Despite being an exciting and challenging game, poker is actually very easy to learn. You can start by simply watching videos and reading blogs about the game, and then you can practice with friends. Once you get the hang of it, you can slowly move up to playing for real money. It’s important to note, however, that you should always keep your bankroll in mind and only gamble within your means.

In addition to learning the rules of poker, you can also improve your strategic thinking skills by studying poker strategy. There are many different strategies that you can use, and it’s a good idea to develop your own unique approach. You can do this by taking notes and analyzing your results. You can even discuss your game with other players for a more objective look at your strengths and weaknesses.

The basic rules of poker are simple, but the game can be complicated to master. You must be able to read your opponents and understand the strength of your own hand. In addition, you must be able to calculate the odds of a certain move before making it. This can be very helpful in determining whether or not a hand is worth calling or raising.

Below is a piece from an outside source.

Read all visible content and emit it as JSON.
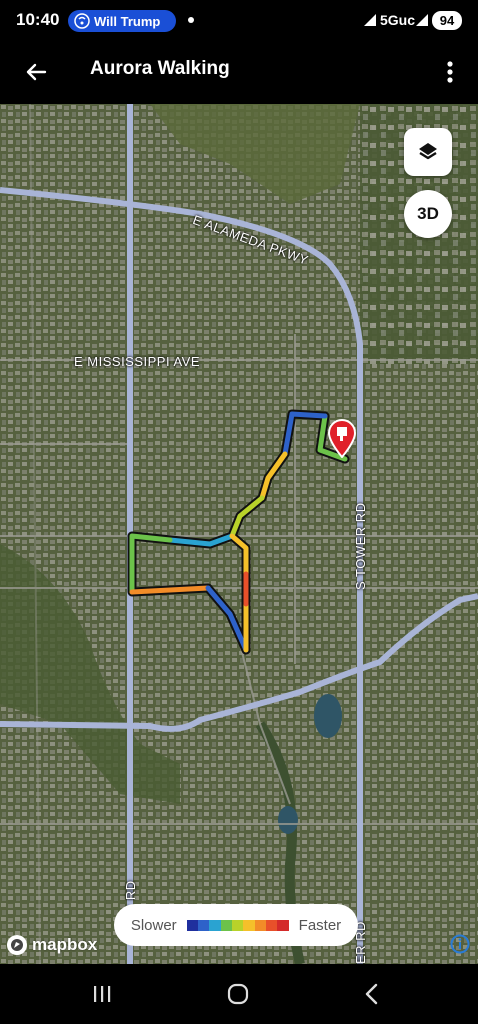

There are many different poker games, but most involve a round of betting after each player receives their two cards. Then, a fifth card is dealt and the players try to make a five-card “hand” by combining their own 2 cards with the 5 community cards. The best hand wins the pot, which is the sum of all the bets made so far.

You must also be able to read your opponents and predict their actions. This means betting and raising when you expect your hand to be ahead of their calling range, and not trying to outwit them by overthinking or arriving at the wrong conclusions. You should also avoid slowplaying your strong hands, as this can lead to a lot of mistakes and backfire.

Finally, you must be able to handle your emotions when playing poker. This is especially true in high stakes games, where the amount of money at stake can be significant. A good poker player will be able to walk away from a bad beat without chasing it or throwing a tantrum. This is a crucial skill that can be applied to other areas of your life, such as finances or career.